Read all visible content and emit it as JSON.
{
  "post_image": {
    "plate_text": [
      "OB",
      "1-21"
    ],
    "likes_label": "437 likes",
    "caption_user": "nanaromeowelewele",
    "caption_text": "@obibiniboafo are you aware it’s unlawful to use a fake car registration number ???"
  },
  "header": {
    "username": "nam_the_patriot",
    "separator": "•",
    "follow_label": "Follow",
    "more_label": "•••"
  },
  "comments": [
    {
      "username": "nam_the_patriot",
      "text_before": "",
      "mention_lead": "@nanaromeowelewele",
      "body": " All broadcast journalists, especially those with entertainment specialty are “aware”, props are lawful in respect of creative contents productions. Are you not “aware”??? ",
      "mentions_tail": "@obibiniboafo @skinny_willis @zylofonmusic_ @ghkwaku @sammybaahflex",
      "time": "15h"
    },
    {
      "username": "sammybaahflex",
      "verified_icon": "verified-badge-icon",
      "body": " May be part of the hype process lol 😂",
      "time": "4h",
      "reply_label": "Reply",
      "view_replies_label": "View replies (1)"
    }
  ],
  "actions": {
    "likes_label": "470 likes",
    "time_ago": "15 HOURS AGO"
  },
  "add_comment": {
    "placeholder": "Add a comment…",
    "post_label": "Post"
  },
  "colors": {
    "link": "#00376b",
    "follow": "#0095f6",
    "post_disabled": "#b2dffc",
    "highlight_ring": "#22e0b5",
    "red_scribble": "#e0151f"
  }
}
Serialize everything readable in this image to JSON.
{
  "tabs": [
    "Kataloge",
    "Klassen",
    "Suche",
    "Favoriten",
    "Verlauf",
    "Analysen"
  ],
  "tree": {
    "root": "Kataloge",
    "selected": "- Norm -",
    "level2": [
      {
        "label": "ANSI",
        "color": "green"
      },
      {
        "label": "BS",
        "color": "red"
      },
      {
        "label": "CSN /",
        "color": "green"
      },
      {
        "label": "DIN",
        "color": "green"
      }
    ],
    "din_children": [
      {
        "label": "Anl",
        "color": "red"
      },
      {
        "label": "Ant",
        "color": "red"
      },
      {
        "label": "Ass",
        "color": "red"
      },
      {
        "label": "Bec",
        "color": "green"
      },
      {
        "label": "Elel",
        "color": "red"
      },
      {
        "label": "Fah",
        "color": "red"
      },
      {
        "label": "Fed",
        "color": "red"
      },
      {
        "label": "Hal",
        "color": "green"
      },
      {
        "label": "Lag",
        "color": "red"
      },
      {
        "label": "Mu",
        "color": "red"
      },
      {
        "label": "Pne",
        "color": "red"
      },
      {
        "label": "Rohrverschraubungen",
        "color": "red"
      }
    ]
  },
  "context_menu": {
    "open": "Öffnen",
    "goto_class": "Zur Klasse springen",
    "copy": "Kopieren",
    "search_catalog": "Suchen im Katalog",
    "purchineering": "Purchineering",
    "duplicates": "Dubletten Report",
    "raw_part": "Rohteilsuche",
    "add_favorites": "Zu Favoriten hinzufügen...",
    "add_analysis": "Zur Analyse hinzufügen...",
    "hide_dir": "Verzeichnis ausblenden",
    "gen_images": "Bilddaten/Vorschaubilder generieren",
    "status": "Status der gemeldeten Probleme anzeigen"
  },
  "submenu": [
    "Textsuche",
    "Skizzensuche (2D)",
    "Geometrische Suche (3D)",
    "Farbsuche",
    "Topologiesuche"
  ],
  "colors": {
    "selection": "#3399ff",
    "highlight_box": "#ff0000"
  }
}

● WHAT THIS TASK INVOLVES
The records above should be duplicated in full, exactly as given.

● FINISHED EXERCISE
Read all visible content and emit it as JSON.
{
  "post_image": {
    "plate_text": [
      "OB",
      "1-21"
    ],
    "likes_label": "437 likes",
    "caption_user": "nanaromeowelewele",
    "caption_text": "@obibiniboafo are you aware it’s unlawful to use a fake car registration number ???"
  },
  "header": {
    "username": "nam_the_patriot",
    "separator": "•",
    "follow_label": "Follow",
    "more_label": "•••"
  },
  "comments": [
    {
      "username": "nam_the_patriot",
      "text_before": "",
      "mention_lead": "@nanaromeowelewele",
      "body": " All broadcast journalists, especially those with entertainment specialty are “aware”, props are lawful in respect of creative contents productions. Are you not “aware”??? ",
      "mentions_tail": "@obibiniboafo @skinny_willis @zylofonmusic_ @ghkwaku @sammybaahflex",
      "time": "15h"
    },
    {
      "username": "sammybaahflex",
      "verified_icon": "verified-badge-icon",
      "body": " May be part of the hype process lol 😂",
      "time": "4h",
      "reply_label": "Reply",
      "view_replies_label": "View replies (1)"
    }
  ],
  "actions": {
    "likes_label": "470 likes",
    "time_ago": "15 HOURS AGO"
  },
  "add_comment": {
    "placeholder": "Add a comment…",
    "post_label": "Post"
  },
  "colors": {
    "link": "#00376b",
    "follow": "#0095f6",
    "post_disabled": "#b2dffc",
    "highlight_ring": "#22e0b5",
    "red_scribble": "#e0151f"
  }
}
Serialize everything readable in this image to JSON.
{
  "tabs": [
    "Kataloge",
    "Klassen",
    "Suche",
    "Favoriten",
    "Verlauf",
    "Analysen"
  ],
  "tree": {
    "root": "Kataloge",
    "selected": "- Norm -",
    "level2": [
      {
        "label": "ANSI",
        "color": "green"
      },
      {
        "label": "BS",
        "color": "red"
      },
      {
        "label": "CSN /",
        "color": "green"
      },
      {
        "label": "DIN",
        "color": "green"
      }
    ],
    "din_children": [
      {
        "label": "Anl",
        "color": "red"
      },
      {
        "label": "Ant",
        "color": "red"
      },
      {
        "label": "Ass",
        "color": "red"
      },
      {
        "label": "Bec",
        "color": "green"
      },
      {
        "label": "Elel",
        "color": "red"
      },
      {
        "label": "Fah",
        "color": "red"
      },
      {
        "label": "Fed",
        "color": "red"
      },
      {
        "label": "Hal",
        "color": "green"
      },
      {
        "label": "Lag",
        "color": "red"
      },
      {
        "label": "Mu",
        "color": "red"
      },
      {
        "label": "Pne",
        "color": "red"
      },
      {
        "label": "Rohrverschraubungen",
        "color": "red"
      }
    ]
  },
  "context_menu": {
    "open": "Öffnen",
    "goto_class": "Zur Klasse springen",
    "copy": "Kopieren",
    "search_catalog": "Suchen im Katalog",
    "purchineering": "Purchineering",
    "duplicates": "Dubletten Report",
    "raw_part": "Rohteilsuche",
    "add_favorites": "Zu Favoriten hinzufügen...",
    "add_analysis": "Zur Analyse hinzufügen...",
    "hide_dir": "Verzeichnis ausblenden",
    "gen_images": "Bilddaten/Vorschaubilder generieren",
    "status": "Status der gemeldeten Probleme anzeigen"
  },
  "submenu": [
    "Textsuche",
    "Skizzensuche (2D)",
    "Geometrische Suche (3D)",
    "Farbsuche",
    "Topologiesuche"
  ],
  "colors": {
    "selection": "#3399ff",
    "highlight_box": "#ff0000"
  }
}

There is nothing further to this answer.